DESCRIPTION OF THE TASK:
Print exactly the line that contains "Output a JSON" along with every line beneath it to the end of the records below, and omit pictures.

DATA PROVIDED:
· · · · ·
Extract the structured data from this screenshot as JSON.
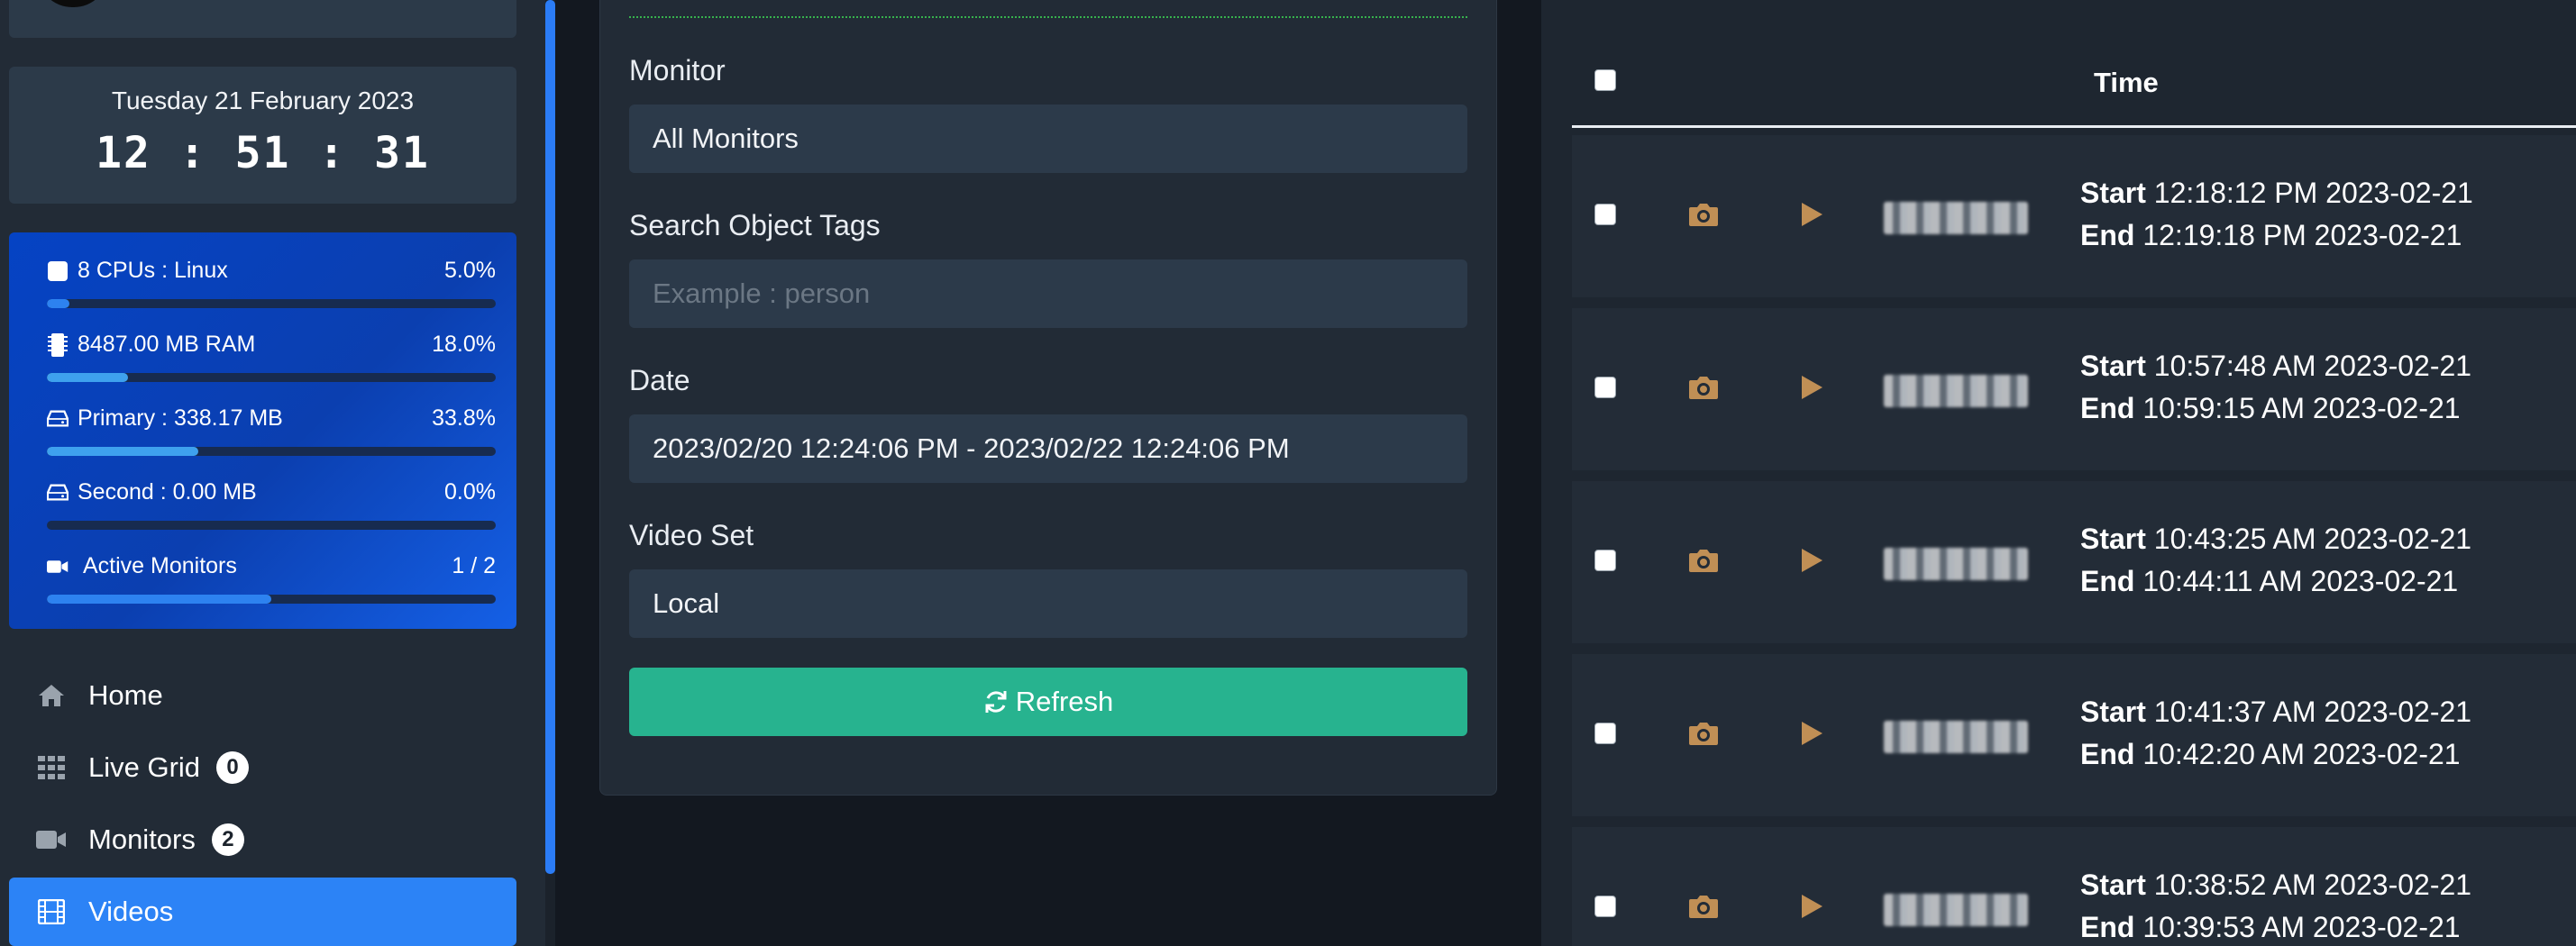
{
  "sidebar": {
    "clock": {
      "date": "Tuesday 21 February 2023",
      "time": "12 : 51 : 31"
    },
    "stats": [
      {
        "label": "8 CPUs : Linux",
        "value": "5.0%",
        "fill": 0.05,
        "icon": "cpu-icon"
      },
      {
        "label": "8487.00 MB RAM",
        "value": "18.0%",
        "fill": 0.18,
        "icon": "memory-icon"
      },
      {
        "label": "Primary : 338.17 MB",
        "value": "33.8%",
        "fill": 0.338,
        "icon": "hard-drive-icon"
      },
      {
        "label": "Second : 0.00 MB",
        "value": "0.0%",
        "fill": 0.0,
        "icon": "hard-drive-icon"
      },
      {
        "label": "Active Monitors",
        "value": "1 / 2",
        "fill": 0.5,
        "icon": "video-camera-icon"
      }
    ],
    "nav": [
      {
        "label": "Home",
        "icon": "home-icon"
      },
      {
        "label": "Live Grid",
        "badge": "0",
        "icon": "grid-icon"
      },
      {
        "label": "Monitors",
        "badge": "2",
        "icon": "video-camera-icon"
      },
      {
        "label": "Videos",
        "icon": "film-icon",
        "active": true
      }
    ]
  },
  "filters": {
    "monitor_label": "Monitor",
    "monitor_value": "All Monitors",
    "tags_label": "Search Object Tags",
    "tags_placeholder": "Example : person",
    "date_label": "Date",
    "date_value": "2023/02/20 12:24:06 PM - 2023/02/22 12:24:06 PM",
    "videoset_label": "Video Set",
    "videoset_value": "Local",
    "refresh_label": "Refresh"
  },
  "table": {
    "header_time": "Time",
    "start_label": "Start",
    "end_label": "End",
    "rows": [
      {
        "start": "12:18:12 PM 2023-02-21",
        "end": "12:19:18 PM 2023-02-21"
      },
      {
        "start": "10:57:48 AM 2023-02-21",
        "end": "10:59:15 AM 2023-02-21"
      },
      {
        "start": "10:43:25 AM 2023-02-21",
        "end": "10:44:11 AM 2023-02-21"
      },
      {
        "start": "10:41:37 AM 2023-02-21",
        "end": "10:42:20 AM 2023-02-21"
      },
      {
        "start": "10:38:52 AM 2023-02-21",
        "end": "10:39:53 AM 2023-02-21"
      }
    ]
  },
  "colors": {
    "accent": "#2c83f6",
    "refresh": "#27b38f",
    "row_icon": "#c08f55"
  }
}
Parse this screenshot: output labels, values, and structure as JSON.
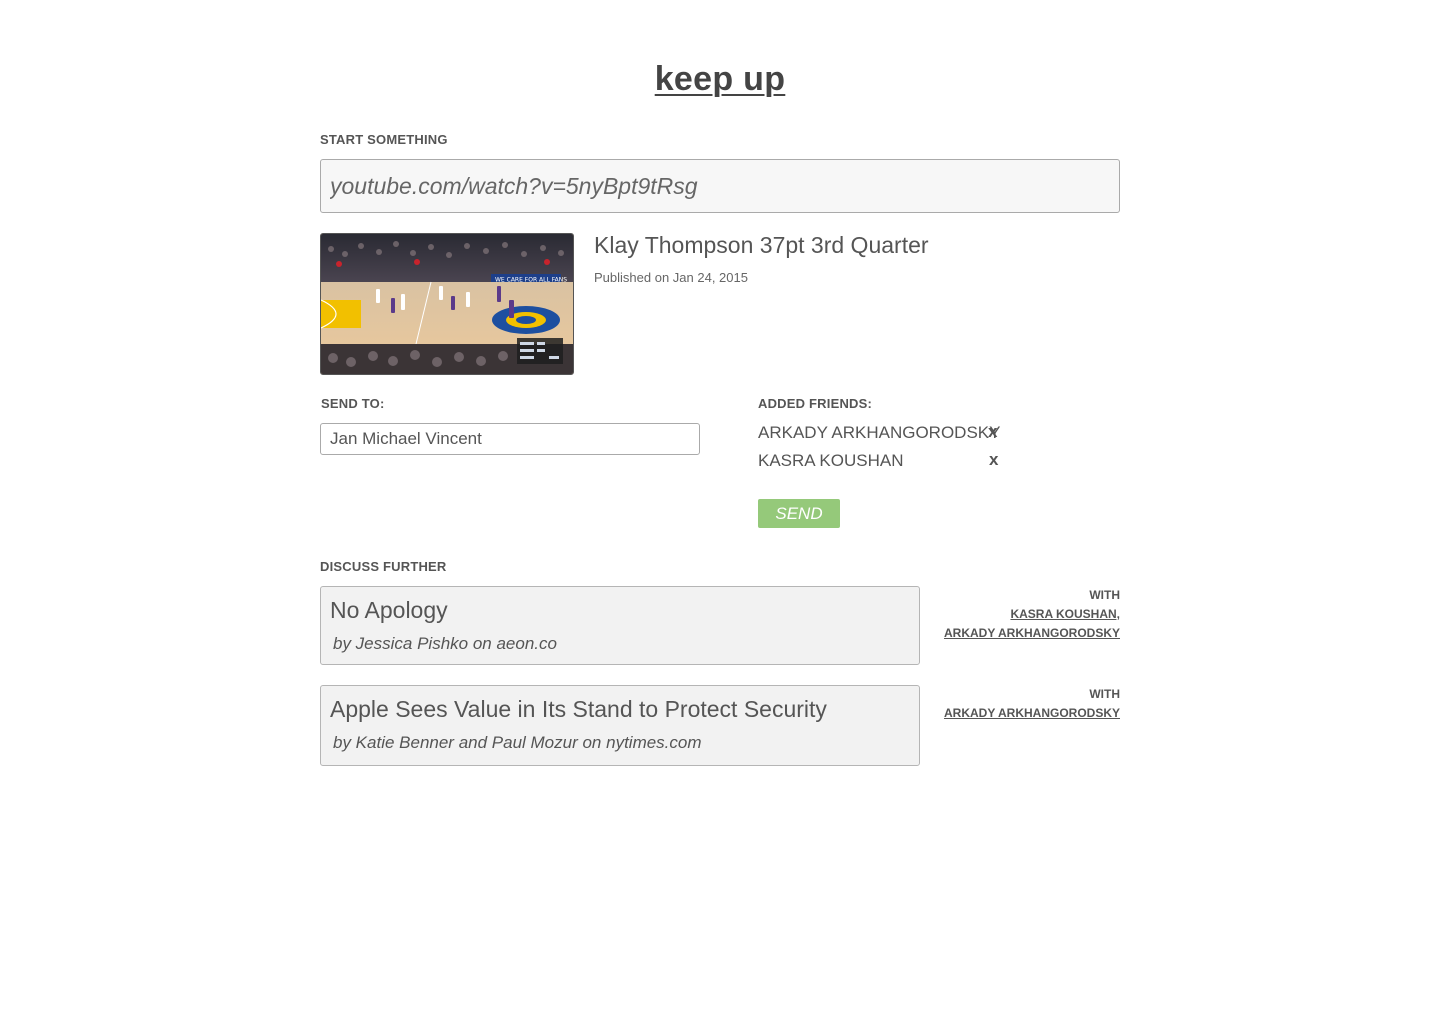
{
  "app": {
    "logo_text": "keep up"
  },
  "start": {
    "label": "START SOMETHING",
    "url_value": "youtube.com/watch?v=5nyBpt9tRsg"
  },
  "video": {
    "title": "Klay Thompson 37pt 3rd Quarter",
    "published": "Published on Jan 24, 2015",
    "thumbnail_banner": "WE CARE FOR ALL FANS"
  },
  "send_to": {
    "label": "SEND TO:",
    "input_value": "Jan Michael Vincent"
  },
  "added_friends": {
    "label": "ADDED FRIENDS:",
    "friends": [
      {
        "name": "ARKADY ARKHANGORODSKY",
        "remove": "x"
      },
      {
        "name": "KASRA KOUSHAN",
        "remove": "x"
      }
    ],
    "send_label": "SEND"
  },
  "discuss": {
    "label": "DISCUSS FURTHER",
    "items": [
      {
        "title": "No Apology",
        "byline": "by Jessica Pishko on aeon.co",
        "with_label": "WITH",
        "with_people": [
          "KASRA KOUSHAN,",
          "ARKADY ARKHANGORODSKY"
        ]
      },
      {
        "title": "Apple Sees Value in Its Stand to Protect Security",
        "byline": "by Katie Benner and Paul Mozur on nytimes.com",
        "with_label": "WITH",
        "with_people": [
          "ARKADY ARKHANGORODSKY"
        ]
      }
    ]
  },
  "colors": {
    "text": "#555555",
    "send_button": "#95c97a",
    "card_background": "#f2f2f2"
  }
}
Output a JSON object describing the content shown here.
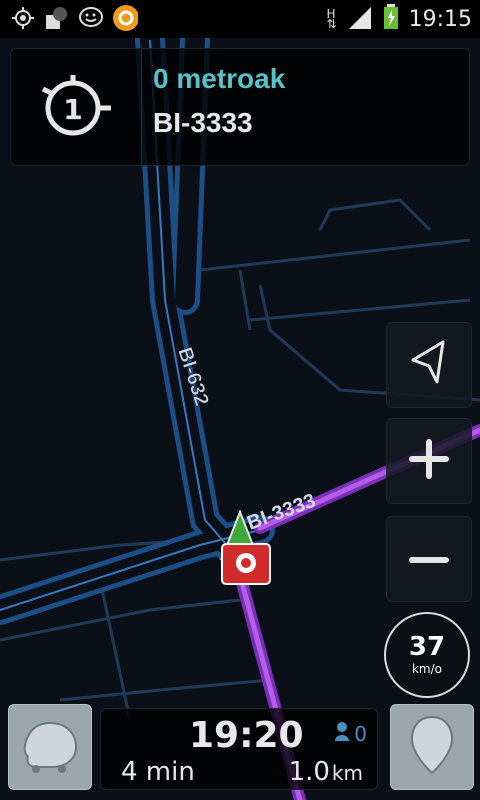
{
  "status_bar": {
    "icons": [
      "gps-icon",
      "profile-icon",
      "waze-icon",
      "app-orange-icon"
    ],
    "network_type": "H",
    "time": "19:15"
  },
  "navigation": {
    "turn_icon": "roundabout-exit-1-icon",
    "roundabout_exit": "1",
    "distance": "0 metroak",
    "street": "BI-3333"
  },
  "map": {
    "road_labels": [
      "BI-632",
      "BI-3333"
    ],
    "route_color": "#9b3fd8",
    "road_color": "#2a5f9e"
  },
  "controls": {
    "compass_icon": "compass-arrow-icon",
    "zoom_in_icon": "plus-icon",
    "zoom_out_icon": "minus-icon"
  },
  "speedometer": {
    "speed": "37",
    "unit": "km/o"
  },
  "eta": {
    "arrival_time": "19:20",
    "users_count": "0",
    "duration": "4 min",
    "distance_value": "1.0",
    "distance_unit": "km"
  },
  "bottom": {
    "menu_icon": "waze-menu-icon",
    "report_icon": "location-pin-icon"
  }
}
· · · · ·
SOLUTION TO THE PROBLEM:
Output a JSON object describing the content shown here.
{
  "status_bar": {
    "icons": [
      "gps-icon",
      "profile-icon",
      "waze-icon",
      "app-orange-icon"
    ],
    "network_type": "H",
    "time": "19:15"
  },
  "navigation": {
    "turn_icon": "roundabout-exit-1-icon",
    "roundabout_exit": "1",
    "distance": "0 metroak",
    "street": "BI-3333"
  },
  "map": {
    "road_labels": [
      "BI-632",
      "BI-3333"
    ],
    "route_color": "#9b3fd8",
    "road_color": "#2a5f9e"
  },
  "controls": {
    "compass_icon": "compass-arrow-icon",
    "zoom_in_icon": "plus-icon",
    "zoom_out_icon": "minus-icon"
  },
  "speedometer": {
    "speed": "37",
    "unit": "km/o"
  },
  "eta": {
    "arrival_time": "19:20",
    "users_count": "0",
    "duration": "4 min",
    "distance_value": "1.0",
    "distance_unit": "km"
  },
  "bottom": {
    "menu_icon": "waze-menu-icon",
    "report_icon": "location-pin-icon"
  }
}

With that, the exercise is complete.